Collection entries
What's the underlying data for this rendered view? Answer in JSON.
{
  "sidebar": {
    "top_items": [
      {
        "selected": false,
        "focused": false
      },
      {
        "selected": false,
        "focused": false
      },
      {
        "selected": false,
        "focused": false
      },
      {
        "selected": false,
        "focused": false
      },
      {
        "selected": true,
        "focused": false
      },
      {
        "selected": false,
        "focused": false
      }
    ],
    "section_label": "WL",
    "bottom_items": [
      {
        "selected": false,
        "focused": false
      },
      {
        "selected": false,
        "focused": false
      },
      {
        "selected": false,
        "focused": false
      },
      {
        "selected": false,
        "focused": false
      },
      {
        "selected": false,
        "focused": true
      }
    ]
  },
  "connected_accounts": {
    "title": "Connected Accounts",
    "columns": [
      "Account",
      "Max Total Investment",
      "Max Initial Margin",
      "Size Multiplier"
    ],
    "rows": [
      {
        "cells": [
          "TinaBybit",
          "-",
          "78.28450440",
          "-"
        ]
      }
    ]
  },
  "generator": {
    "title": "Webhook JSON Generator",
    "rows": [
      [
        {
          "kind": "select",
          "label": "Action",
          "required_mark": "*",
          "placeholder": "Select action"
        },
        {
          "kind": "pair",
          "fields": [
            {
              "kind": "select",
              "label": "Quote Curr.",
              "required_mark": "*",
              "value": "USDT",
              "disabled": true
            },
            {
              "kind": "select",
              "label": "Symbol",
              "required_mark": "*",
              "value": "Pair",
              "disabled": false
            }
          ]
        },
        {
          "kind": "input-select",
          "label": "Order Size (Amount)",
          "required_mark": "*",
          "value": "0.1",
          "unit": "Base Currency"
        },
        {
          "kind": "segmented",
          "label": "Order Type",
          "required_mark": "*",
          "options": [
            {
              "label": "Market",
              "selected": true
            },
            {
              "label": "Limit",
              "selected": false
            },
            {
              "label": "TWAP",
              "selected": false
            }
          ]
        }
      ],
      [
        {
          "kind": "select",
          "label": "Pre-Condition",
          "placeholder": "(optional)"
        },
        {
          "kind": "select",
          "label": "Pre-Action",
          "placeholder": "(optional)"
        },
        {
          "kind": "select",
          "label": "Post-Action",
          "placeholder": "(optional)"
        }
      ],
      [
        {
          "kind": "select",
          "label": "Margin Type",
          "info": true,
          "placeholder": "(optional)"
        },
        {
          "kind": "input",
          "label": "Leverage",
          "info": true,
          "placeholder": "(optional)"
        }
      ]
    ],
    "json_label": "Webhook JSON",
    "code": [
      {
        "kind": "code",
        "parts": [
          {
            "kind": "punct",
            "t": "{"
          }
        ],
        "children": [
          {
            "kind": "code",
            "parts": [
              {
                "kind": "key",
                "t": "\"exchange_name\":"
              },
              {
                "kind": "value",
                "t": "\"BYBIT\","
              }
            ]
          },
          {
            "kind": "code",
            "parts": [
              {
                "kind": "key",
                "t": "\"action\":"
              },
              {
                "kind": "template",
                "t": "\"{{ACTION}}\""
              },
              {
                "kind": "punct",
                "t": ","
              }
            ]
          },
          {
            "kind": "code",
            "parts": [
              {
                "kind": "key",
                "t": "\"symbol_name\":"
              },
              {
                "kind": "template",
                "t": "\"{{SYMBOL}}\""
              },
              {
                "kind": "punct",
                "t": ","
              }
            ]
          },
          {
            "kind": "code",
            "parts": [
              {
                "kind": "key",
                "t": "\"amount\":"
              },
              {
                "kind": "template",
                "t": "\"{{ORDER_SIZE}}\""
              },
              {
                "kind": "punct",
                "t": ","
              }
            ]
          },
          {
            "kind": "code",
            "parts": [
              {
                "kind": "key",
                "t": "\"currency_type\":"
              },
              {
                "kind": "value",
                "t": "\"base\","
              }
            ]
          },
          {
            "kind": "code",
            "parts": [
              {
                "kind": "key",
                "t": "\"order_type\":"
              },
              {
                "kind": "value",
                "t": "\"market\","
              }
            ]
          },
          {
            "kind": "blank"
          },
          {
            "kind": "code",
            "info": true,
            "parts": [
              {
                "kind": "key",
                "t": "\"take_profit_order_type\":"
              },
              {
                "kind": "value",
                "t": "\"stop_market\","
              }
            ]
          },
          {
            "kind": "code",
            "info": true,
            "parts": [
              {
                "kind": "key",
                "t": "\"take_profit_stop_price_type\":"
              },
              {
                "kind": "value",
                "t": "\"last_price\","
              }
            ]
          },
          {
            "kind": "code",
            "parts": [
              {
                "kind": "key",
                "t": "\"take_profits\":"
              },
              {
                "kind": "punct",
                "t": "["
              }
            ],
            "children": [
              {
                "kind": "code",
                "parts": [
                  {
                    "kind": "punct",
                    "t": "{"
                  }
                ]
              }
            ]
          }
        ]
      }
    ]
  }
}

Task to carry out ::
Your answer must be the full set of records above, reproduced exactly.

Answer to this task ::
What's the underlying data for this rendered view? Answer in JSON.
{
  "sidebar": {
    "top_items": [
      {
        "selected": false,
        "focused": false
      },
      {
        "selected": false,
        "focused": false
      },
      {
        "selected": false,
        "focused": false
      },
      {
        "selected": false,
        "focused": false
      },
      {
        "selected": true,
        "focused": false
      },
      {
        "selected": false,
        "focused": false
      }
    ],
    "section_label": "WL",
    "bottom_items": [
      {
        "selected": false,
        "focused": false
      },
      {
        "selected": false,
        "focused": false
      },
      {
        "selected": false,
        "focused": false
      },
      {
        "selected": false,
        "focused": false
      },
      {
        "selected": false,
        "focused": true
      }
    ]
  },
  "connected_accounts": {
    "title": "Connected Accounts",
    "columns": [
      "Account",
      "Max Total Investment",
      "Max Initial Margin",
      "Size Multiplier"
    ],
    "rows": [
      {
        "cells": [
          "TinaBybit",
          "-",
          "78.28450440",
          "-"
        ]
      }
    ]
  },
  "generator": {
    "title": "Webhook JSON Generator",
    "rows": [
      [
        {
          "kind": "select",
          "label": "Action",
          "required_mark": "*",
          "placeholder": "Select action"
        },
        {
          "kind": "pair",
          "fields": [
            {
              "kind": "select",
              "label": "Quote Curr.",
              "required_mark": "*",
              "value": "USDT",
              "disabled": true
            },
            {
              "kind": "select",
              "label": "Symbol",
              "required_mark": "*",
              "value": "Pair",
              "disabled": false
            }
          ]
        },
        {
          "kind": "input-select",
          "label": "Order Size (Amount)",
          "required_mark": "*",
          "value": "0.1",
          "unit": "Base Currency"
        },
        {
          "kind": "segmented",
          "label": "Order Type",
          "required_mark": "*",
          "options": [
            {
              "label": "Market",
              "selected": true
            },
            {
              "label": "Limit",
              "selected": false
            },
            {
              "label": "TWAP",
              "selected": false
            }
          ]
        }
      ],
      [
        {
          "kind": "select",
          "label": "Pre-Condition",
          "placeholder": "(optional)"
        },
        {
          "kind": "select",
          "label": "Pre-Action",
          "placeholder": "(optional)"
        },
        {
          "kind": "select",
          "label": "Post-Action",
          "placeholder": "(optional)"
        }
      ],
      [
        {
          "kind": "select",
          "label": "Margin Type",
          "info": true,
          "placeholder": "(optional)"
        },
        {
          "kind": "input",
          "label": "Leverage",
          "info": true,
          "placeholder": "(optional)"
        }
      ]
    ],
    "json_label": "Webhook JSON",
    "code": [
      {
        "kind": "code",
        "parts": [
          {
            "kind": "punct",
            "t": "{"
          }
        ],
        "children": [
          {
            "kind": "code",
            "parts": [
              {
                "kind": "key",
                "t": "\"exchange_name\":"
              },
              {
                "kind": "value",
                "t": "\"BYBIT\","
              }
            ]
          },
          {
            "kind": "code",
            "parts": [
              {
                "kind": "key",
                "t": "\"action\":"
              },
              {
                "kind": "template",
                "t": "\"{{ACTION}}\""
              },
              {
                "kind": "punct",
                "t": ","
              }
            ]
          },
          {
            "kind": "code",
            "parts": [
              {
                "kind": "key",
                "t": "\"symbol_name\":"
              },
              {
                "kind": "template",
                "t": "\"{{SYMBOL}}\""
              },
              {
                "kind": "punct",
                "t": ","
              }
            ]
          },
          {
            "kind": "code",
            "parts": [
              {
                "kind": "key",
                "t": "\"amount\":"
              },
              {
                "kind": "template",
                "t": "\"{{ORDER_SIZE}}\""
              },
              {
                "kind": "punct",
                "t": ","
              }
            ]
          },
          {
            "kind": "code",
            "parts": [
              {
                "kind": "key",
                "t": "\"currency_type\":"
              },
              {
                "kind": "value",
                "t": "\"base\","
              }
            ]
          },
          {
            "kind": "code",
            "parts": [
              {
                "kind": "key",
                "t": "\"order_type\":"
              },
              {
                "kind": "value",
                "t": "\"market\","
              }
            ]
          },
          {
            "kind": "blank"
          },
          {
            "kind": "code",
            "info": true,
            "parts": [
              {
                "kind": "key",
                "t": "\"take_profit_order_type\":"
              },
              {
                "kind": "value",
                "t": "\"stop_market\","
              }
            ]
          },
          {
            "kind": "code",
            "info": true,
            "parts": [
              {
                "kind": "key",
                "t": "\"take_profit_stop_price_type\":"
              },
              {
                "kind": "value",
                "t": "\"last_price\","
              }
            ]
          },
          {
            "kind": "code",
            "parts": [
              {
                "kind": "key",
                "t": "\"take_profits\":"
              },
              {
                "kind": "punct",
                "t": "["
              }
            ],
            "children": [
              {
                "kind": "code",
                "parts": [
                  {
                    "kind": "punct",
                    "t": "{"
                  }
                ]
              }
            ]
          }
        ]
      }
    ]
  }
}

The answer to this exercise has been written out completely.